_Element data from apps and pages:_
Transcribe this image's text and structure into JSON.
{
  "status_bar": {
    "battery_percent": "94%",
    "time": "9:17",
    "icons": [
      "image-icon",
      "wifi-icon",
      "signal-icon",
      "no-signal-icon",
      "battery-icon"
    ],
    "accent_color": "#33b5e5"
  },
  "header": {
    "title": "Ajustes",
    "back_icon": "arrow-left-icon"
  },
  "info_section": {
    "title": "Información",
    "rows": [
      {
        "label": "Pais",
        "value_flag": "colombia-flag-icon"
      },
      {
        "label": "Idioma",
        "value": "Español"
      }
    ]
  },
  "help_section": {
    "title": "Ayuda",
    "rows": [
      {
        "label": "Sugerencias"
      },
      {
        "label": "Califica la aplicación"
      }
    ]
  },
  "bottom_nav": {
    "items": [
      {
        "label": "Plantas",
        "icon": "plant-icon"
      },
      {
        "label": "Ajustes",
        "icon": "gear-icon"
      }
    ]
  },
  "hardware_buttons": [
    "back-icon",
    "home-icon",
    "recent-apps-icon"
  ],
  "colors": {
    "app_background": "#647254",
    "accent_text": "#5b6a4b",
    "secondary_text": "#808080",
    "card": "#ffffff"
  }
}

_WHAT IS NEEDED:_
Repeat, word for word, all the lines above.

_FINISHED TASK:_
Transcribe this image's text and structure into JSON.
{
  "status_bar": {
    "battery_percent": "94%",
    "time": "9:17",
    "icons": [
      "image-icon",
      "wifi-icon",
      "signal-icon",
      "no-signal-icon",
      "battery-icon"
    ],
    "accent_color": "#33b5e5"
  },
  "header": {
    "title": "Ajustes",
    "back_icon": "arrow-left-icon"
  },
  "info_section": {
    "title": "Información",
    "rows": [
      {
        "label": "Pais",
        "value_flag": "colombia-flag-icon"
      },
      {
        "label": "Idioma",
        "value": "Español"
      }
    ]
  },
  "help_section": {
    "title": "Ayuda",
    "rows": [
      {
        "label": "Sugerencias"
      },
      {
        "label": "Califica la aplicación"
      }
    ]
  },
  "bottom_nav": {
    "items": [
      {
        "label": "Plantas",
        "icon": "plant-icon"
      },
      {
        "label": "Ajustes",
        "icon": "gear-icon"
      }
    ]
  },
  "hardware_buttons": [
    "back-icon",
    "home-icon",
    "recent-apps-icon"
  ],
  "colors": {
    "app_background": "#647254",
    "accent_text": "#5b6a4b",
    "secondary_text": "#808080",
    "card": "#ffffff"
  }
}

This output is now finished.